There are times in Excel when we may want to display or use the file name of the current workbook, or maybe the name of a specific worksheet. Whilst there are a variety of options none of them are particularly obvious. This post will consider some of the possible options:
- Header/Footer section
- CELL Function
- VBA User-Defined Function
- Using the Quick Access Toolbar
The Header/Footer section
When I first started using Excel, I think it was Excel 97, the Header and Footer sections were much more prominent feature than they are in more recent versions (or maybe it’s just that we print fewer documents these days). The Header and Footer sections are areas at the top and bottom of an Excel document which exist only when printed, they are often used for page numbing or section names.
How often do you lose workbooks? Perhaps you have a print out from a workbook in front of you, but you just cannot find the original file. You can use the Header/Footer sections to print the file path, file name and sheet name onto the document.
Click: Page Layout -> Page Setup -> [Expand Setting Button]
The Page Setup window will open. Click on the Header/Footer tab, then select either Custom Header or Custom Footer.
Within the Header or Footer window there are 3 buttons which you can use to add file information.
- Insert File Path
- Insert File Name
- Insert Sheet Name
Select a section and click these icons. The code for that icon is then displayed in the selected section.
Once finished, click OK. Then click OK again to close the Page Setup window.
When you next print the document, it will display the file path, file name and sheet name.
The Header/Footer section is great and all, but what if you want to use it in a formula? or in dynamic named range? or display it on the worksheet? In this circumstance, we can use the CELL Function.
The CELL function has just two arguments:
- Info_Type: A text string indicating the type of information you want to return
- Reference (optional): The Cell reference about which you want the information. If the reference is omitted it will use the last changed cell as it’s default.
Select a cell and start typing the CELL function. The options for the Info_Type will appear
For our current purposes select filename, then finish the function as shown below.
Now you can use the SEARCH, LEN, MID, RIGHT and LEFT functions to strip out the information you need.
There is a big caveat with the CELL function: it’s a volatile function, so it can cause calculations to be slow.

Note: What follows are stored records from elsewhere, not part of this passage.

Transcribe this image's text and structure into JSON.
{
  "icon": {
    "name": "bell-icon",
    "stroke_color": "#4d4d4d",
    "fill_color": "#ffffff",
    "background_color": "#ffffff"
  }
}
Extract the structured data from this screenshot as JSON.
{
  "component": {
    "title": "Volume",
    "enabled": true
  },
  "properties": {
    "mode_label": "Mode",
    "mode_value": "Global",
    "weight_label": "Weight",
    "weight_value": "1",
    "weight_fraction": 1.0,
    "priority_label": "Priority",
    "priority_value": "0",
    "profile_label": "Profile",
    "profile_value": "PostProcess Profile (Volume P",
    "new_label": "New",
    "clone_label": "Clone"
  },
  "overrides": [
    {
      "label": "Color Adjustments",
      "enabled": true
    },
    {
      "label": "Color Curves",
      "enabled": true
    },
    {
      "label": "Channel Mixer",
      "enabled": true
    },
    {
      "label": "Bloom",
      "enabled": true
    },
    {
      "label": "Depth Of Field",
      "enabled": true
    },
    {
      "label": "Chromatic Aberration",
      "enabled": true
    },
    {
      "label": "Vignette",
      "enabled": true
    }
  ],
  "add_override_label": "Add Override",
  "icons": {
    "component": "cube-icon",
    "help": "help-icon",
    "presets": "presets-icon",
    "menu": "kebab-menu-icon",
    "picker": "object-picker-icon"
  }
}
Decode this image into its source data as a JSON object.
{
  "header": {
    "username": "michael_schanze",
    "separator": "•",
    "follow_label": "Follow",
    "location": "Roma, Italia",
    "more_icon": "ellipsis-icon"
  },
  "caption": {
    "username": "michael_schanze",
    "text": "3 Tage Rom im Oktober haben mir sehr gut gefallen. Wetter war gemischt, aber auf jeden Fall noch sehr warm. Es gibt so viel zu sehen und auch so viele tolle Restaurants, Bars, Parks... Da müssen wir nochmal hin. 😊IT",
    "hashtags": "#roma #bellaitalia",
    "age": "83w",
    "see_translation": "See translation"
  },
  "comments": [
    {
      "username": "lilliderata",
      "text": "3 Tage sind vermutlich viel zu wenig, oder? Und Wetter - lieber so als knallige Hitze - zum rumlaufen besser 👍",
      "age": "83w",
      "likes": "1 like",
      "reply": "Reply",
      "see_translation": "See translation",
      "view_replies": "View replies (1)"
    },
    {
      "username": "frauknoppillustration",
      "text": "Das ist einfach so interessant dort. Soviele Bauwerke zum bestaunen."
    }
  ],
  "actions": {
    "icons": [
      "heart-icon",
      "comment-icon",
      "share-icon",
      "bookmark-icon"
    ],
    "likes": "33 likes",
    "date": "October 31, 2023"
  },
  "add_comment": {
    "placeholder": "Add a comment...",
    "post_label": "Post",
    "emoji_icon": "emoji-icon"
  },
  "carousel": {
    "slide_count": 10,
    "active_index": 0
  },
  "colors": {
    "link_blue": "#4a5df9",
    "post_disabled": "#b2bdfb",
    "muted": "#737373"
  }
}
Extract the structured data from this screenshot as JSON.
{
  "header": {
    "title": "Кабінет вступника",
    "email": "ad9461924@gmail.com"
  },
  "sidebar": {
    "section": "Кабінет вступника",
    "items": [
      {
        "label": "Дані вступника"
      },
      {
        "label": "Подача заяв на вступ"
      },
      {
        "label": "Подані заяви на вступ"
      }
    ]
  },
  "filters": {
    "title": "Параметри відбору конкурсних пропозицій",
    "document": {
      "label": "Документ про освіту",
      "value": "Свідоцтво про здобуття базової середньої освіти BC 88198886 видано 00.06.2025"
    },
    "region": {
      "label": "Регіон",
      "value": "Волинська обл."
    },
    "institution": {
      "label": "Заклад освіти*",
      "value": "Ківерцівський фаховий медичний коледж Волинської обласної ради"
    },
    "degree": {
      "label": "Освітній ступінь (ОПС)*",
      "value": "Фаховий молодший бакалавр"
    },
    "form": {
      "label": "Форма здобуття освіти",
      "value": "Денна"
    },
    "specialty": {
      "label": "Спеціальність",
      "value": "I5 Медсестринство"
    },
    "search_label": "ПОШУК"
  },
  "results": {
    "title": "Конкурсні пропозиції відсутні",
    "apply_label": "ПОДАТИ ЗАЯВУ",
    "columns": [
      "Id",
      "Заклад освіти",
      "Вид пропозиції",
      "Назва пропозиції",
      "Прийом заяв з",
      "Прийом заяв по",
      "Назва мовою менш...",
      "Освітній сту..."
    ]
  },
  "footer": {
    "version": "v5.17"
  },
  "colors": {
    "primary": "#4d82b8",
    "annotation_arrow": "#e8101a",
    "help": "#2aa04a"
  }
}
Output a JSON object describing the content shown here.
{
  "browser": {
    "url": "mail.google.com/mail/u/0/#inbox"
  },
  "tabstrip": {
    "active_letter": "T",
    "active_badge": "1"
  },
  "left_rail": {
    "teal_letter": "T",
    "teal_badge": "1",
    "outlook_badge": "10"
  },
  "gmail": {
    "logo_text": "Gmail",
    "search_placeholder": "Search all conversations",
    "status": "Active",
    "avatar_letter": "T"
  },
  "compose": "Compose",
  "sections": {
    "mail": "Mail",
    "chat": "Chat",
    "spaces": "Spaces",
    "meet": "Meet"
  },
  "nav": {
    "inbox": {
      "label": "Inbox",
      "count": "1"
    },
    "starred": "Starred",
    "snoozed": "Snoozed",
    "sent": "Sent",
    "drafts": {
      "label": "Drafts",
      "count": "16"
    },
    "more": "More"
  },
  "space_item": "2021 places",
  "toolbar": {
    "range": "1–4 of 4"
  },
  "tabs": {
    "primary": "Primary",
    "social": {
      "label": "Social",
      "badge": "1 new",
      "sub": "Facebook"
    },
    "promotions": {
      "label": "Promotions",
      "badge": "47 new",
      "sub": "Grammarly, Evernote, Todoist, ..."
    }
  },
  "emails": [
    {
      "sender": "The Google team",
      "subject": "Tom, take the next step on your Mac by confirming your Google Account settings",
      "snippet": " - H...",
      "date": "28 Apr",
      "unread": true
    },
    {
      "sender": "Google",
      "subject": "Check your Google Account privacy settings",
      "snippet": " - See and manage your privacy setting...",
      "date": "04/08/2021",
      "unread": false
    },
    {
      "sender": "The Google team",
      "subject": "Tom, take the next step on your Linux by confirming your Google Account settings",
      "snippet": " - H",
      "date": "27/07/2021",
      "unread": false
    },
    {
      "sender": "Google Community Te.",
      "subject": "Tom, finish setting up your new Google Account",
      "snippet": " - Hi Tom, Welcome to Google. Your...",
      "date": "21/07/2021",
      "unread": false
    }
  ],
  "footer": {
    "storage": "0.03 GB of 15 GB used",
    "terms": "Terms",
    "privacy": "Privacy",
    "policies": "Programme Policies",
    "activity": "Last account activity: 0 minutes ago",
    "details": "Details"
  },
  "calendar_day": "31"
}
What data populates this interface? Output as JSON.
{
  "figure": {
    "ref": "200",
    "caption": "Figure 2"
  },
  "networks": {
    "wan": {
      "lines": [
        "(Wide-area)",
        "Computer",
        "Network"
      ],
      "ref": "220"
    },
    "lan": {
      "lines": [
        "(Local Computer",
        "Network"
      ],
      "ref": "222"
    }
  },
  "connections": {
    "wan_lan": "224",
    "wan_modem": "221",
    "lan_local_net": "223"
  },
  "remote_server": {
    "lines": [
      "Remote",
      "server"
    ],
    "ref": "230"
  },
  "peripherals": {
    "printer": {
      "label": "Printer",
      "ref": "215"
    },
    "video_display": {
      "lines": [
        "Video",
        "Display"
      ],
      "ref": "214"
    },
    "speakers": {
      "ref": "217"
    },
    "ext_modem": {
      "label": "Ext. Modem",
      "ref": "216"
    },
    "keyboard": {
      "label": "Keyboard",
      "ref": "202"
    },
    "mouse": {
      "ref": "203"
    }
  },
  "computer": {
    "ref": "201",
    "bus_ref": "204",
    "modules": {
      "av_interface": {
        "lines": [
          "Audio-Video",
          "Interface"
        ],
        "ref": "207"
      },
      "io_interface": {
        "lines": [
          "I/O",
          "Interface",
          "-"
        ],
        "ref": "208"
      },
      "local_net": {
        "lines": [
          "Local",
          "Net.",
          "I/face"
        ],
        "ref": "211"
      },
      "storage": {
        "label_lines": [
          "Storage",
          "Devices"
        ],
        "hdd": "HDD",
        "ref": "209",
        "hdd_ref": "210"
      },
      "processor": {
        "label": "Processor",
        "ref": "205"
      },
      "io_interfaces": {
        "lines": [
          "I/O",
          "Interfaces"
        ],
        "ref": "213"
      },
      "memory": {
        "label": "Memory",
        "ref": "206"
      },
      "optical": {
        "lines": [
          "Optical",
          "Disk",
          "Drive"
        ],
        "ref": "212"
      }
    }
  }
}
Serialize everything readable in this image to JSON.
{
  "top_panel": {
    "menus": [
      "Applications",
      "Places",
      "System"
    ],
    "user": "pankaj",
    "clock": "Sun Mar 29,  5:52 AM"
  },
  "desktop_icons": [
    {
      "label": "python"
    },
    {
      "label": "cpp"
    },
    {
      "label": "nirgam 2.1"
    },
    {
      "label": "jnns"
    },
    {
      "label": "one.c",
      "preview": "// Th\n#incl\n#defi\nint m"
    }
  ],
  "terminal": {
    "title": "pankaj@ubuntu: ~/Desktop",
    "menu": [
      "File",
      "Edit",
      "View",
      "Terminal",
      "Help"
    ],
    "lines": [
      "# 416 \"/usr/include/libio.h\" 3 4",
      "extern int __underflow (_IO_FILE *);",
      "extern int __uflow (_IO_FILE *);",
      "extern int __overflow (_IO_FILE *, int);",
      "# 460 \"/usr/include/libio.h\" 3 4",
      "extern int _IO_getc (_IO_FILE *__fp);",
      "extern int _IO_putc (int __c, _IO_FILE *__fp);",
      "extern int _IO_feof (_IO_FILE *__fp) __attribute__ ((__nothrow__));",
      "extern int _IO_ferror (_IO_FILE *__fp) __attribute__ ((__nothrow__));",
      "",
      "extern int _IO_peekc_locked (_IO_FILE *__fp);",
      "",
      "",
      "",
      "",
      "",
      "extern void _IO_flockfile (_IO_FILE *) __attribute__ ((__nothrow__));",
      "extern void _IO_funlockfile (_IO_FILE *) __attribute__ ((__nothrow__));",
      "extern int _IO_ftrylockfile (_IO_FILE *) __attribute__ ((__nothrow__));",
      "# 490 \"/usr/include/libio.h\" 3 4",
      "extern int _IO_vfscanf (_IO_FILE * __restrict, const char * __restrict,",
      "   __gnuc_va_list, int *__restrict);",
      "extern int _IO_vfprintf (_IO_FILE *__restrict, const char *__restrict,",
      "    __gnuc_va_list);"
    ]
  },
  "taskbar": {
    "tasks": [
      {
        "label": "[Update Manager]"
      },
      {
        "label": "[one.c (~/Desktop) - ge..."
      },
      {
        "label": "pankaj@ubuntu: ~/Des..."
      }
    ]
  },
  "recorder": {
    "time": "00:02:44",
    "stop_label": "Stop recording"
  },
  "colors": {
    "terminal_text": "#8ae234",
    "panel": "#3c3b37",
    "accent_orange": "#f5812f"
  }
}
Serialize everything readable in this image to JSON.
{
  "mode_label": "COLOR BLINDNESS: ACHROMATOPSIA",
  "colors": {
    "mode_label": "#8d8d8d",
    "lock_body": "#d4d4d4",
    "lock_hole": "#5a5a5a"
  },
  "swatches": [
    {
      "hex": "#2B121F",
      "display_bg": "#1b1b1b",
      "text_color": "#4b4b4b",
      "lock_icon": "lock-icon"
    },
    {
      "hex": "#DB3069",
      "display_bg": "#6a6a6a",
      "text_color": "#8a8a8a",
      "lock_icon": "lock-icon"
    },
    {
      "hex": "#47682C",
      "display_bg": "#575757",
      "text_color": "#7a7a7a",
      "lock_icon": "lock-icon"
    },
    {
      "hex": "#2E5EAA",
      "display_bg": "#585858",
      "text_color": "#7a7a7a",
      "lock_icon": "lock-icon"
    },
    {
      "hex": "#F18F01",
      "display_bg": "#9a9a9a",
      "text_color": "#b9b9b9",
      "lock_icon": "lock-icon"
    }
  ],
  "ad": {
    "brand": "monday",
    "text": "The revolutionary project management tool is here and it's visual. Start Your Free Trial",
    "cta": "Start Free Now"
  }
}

Check out my post on volatile functions if you’re not sure what they are.
VBA User-Defined Function
If you want to avoid volatile functions, this is where VBA can come in useful. We can create our own functions which are non-volatile.
Open the VB Editor (Press Alt + F11). Then click Insert -> Module.
Enter the code below into the new Module. Return back to Excel and save the file as a Macro-Enabled Workbook.
File path & file name:
Function FullFileName(rng As Range) As String FullFileName = rng.Parent.Parent.FullName End Function
File path only:
Function FilePath(rng As Range) As String FilePath = rng.Parent.Parent.Path End Function
Function SheetName(rng As Range) As String SheetName = rng.Parent.Name End Function
The screenshot below shows the result of using each User Defined Function in Excel.
Using the Quick Access Toolbar
Maybe you do not need something to be in the workbook itself, but rather you just need to know the file path to copy into an e-mail. We can easily add this information to the Quick Access Toolbar (QAT). This will make the file name easily available for whenever we need it.
Click: File -> Options > Quick Access Toolbar
In the Choose commands from drop-down select All Commands, then scroll down to Document Location. Click the Add button to move it into your QAT.
Click OK to close the window. The file path and file name are now easily accessible to copy.